The same counter party risk weight is used as for on balance sheet assets.

The following, non-exhaustive, list provides some details of the different CCFs:

100% credit conversion factor

This applies to items such as:

  • direct credit substitutes, including general guarantees of indebtedness and standby letters of credit; sales and repurchase agreements,
  • asset sales with recourse where the credit risk remains with the bank,
  • forward asset purchases,
  • forward deposits placed,
  • the unpaid part of partly paid shares and securities.

50% credit conversion factor

This applies to items such as:

  • transaction related contingent items not having the character of direct credit substitutes i.e. warranties and standby letters of credit related to particular transactions,
  • note issuance and revolving underwriting facilities,
  • other commitments (i.e. formal standby facilities and credit lines) with an original maturity of over 1 year.

20% credit conversion factor

This applies to items such as documentary credits collateralised by the underlying shipments.

0% credit conversion factor

This includes items such as other commitments - for example formal standby facilities and credit lines - with an original maturity of up to a year or which can be unconditionally cancelled at any time.

Two examples of how the calculation might look are as follows:

Example 1

A bank extends a 5-year revolving credit facility to a company of £500,000.

The calculation would be £500,000 x 50% (CCF) x 100% (counter party credit risk weighting) which results in a risk-weighted amount of £250,000.

Example 2

A bank provides a guarantee in respect of a debt of £100,000 owed by a company.

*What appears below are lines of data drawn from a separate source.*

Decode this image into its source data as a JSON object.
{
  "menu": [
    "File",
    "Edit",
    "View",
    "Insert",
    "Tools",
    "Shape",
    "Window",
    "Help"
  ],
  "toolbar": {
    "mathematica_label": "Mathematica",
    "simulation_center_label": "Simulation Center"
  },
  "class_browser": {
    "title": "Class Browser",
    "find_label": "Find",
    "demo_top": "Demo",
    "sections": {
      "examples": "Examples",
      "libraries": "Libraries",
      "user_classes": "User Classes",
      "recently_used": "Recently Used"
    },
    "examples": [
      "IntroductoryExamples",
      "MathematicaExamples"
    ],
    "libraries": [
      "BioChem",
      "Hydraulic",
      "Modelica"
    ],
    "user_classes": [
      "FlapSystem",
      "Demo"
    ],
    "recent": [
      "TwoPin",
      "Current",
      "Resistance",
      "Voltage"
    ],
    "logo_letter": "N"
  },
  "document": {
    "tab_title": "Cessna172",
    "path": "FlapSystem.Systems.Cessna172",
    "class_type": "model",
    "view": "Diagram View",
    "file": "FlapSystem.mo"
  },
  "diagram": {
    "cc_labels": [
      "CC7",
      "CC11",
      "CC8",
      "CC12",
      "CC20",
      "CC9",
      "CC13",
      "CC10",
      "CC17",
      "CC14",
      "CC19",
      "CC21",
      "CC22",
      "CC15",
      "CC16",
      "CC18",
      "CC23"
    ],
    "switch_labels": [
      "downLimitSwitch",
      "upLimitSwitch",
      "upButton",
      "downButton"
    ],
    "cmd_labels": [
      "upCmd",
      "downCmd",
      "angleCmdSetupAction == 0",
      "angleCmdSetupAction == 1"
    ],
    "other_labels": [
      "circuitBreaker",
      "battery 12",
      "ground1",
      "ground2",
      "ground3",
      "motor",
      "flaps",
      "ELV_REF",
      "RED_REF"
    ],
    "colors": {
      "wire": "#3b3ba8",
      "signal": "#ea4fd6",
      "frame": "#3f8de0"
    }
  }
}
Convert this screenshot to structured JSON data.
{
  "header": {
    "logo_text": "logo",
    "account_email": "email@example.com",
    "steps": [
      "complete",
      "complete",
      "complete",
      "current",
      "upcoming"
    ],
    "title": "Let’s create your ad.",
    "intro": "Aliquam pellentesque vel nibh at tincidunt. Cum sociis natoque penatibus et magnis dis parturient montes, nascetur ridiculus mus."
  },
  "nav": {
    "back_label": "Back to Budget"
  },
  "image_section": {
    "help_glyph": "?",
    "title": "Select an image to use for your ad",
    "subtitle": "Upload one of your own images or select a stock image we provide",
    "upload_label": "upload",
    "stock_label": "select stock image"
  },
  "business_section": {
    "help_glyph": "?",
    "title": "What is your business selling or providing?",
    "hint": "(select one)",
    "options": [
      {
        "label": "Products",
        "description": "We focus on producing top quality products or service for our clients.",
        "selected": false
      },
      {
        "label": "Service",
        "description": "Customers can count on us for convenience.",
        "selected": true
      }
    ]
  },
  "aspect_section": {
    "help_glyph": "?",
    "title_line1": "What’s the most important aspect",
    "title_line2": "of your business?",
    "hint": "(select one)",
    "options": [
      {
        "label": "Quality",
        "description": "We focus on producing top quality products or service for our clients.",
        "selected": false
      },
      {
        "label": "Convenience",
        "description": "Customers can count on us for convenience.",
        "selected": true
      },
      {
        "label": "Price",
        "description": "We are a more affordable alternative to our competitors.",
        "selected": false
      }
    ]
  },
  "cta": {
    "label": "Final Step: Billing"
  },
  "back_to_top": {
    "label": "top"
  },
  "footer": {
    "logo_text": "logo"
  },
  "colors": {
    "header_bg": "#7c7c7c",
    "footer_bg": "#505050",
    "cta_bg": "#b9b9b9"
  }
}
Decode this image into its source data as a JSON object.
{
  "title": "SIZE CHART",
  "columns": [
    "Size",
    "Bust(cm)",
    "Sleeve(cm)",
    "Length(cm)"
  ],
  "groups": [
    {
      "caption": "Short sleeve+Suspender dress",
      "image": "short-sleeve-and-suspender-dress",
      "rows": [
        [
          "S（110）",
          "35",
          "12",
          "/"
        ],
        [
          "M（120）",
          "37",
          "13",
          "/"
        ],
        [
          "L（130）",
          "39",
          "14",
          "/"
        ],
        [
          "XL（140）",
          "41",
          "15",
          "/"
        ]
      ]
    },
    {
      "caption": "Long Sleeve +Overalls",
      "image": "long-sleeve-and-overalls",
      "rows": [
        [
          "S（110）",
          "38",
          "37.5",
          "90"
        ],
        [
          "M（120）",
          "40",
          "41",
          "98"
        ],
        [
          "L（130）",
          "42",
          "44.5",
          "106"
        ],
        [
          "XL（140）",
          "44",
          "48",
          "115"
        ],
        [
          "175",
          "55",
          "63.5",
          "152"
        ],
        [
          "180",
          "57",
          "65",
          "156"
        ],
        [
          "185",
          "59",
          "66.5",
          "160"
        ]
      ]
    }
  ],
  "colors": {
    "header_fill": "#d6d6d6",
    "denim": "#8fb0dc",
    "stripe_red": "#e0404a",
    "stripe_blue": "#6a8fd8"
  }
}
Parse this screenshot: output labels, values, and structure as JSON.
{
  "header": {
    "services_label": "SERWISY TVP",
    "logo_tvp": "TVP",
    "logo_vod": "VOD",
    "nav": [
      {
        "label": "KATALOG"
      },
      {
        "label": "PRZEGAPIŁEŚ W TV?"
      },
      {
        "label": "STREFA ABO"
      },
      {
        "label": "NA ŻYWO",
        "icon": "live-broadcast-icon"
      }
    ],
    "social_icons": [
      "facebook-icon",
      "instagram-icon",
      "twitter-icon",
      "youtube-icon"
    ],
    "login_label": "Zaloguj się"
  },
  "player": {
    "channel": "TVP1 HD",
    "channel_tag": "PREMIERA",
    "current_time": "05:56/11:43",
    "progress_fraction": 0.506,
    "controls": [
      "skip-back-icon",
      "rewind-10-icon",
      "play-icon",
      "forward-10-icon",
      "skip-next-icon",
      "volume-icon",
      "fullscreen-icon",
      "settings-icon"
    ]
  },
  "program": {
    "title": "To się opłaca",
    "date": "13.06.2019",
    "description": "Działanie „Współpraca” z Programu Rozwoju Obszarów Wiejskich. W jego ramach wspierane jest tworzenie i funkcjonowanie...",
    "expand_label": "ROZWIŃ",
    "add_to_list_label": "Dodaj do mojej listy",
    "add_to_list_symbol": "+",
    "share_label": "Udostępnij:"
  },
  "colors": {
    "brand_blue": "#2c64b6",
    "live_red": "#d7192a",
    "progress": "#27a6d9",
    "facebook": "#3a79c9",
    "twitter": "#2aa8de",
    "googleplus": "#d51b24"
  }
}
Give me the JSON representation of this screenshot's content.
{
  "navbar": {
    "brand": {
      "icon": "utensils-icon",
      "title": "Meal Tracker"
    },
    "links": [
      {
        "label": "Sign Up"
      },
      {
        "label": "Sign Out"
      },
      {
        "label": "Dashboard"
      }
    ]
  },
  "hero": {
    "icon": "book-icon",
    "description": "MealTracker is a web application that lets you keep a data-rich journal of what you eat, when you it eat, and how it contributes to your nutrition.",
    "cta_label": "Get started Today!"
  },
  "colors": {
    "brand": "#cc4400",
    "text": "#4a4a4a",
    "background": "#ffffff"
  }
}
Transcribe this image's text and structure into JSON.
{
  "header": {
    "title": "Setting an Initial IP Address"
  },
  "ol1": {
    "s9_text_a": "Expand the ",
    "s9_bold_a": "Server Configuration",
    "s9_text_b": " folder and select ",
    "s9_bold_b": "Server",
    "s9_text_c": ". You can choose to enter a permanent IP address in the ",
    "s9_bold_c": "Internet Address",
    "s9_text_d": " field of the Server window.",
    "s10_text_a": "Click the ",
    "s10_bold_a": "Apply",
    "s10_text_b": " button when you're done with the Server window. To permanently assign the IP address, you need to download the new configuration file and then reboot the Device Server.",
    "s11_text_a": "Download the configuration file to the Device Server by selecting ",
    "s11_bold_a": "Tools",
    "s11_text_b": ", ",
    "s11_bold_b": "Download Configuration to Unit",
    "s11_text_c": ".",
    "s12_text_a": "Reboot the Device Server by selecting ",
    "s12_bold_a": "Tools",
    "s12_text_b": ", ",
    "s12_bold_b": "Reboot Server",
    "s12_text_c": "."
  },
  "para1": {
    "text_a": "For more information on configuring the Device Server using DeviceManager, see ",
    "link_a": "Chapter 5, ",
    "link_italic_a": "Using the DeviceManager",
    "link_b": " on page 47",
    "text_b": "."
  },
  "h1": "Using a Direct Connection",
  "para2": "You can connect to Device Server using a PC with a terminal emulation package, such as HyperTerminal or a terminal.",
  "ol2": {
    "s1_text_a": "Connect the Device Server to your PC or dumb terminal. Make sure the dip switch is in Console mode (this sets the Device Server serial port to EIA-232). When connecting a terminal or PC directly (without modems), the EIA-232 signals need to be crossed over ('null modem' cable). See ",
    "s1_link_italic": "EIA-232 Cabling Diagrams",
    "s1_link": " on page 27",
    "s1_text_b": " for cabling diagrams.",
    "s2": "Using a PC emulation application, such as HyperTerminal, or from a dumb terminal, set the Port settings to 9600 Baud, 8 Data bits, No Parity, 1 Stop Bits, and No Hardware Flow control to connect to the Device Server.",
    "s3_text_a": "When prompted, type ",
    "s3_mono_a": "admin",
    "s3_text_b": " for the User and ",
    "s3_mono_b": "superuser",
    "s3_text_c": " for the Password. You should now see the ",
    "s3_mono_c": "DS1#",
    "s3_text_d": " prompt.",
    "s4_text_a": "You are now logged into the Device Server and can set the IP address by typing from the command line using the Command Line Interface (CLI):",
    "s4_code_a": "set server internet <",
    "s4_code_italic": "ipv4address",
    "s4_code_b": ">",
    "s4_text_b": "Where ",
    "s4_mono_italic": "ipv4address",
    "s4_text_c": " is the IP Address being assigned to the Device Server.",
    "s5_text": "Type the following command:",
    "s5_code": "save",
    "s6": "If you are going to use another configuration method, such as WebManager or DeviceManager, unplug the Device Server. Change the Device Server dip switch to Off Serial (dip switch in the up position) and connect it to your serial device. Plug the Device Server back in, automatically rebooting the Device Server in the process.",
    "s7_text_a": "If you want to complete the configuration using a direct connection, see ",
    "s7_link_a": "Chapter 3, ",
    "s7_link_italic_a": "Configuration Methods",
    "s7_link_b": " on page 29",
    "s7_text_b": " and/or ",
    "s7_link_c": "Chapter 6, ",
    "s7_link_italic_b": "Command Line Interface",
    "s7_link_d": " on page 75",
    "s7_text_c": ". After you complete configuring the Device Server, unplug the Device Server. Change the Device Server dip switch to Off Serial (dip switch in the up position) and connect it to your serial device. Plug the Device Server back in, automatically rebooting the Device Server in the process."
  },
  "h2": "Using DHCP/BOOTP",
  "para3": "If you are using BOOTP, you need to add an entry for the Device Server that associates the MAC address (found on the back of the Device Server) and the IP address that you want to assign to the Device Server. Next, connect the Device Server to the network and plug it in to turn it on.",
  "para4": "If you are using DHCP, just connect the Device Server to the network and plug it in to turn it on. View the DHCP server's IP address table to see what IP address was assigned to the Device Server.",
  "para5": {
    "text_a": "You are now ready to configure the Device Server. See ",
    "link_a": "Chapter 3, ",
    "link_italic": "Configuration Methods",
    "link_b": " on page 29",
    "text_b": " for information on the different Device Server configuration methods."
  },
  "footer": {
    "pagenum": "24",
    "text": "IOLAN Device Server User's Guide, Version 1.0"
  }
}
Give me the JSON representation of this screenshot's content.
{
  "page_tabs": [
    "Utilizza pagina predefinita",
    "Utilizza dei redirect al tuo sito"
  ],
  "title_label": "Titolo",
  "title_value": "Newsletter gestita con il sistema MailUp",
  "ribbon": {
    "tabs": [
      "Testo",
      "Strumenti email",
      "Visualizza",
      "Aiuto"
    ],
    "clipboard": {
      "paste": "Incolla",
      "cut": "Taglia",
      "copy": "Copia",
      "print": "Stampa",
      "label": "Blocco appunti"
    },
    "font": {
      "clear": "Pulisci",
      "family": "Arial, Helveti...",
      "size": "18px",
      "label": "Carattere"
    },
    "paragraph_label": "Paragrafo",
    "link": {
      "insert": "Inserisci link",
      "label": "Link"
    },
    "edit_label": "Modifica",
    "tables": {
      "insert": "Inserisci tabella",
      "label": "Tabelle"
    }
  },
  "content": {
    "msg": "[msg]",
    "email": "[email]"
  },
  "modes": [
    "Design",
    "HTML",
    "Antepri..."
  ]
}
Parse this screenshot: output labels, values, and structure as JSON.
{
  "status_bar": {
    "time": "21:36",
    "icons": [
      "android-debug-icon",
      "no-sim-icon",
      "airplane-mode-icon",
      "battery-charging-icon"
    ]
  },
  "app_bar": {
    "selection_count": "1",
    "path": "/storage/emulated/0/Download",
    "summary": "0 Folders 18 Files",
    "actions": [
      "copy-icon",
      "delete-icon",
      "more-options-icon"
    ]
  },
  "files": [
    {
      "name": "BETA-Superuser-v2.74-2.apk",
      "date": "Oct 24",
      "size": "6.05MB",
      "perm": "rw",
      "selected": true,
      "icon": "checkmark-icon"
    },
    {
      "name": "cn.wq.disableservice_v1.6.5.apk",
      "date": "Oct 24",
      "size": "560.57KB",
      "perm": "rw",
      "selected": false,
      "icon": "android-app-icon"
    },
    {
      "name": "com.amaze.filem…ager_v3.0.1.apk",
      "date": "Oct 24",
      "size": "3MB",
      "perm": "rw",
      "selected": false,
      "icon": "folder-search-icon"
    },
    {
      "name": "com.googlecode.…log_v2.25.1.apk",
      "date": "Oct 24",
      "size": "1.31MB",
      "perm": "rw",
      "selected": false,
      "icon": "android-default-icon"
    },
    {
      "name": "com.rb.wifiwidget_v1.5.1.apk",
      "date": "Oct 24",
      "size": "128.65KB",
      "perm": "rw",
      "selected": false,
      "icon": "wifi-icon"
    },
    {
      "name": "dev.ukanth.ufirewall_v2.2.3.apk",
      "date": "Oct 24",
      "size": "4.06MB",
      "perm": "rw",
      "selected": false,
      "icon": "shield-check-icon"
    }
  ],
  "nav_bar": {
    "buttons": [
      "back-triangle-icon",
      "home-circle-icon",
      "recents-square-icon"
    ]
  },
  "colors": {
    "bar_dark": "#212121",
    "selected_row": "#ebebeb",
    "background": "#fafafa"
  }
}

The risk-weighted amount would be £100,000 x 100% (CCF) x 100% (counter party credit risk weighting), which results in a risk-weighted amount of £100,000.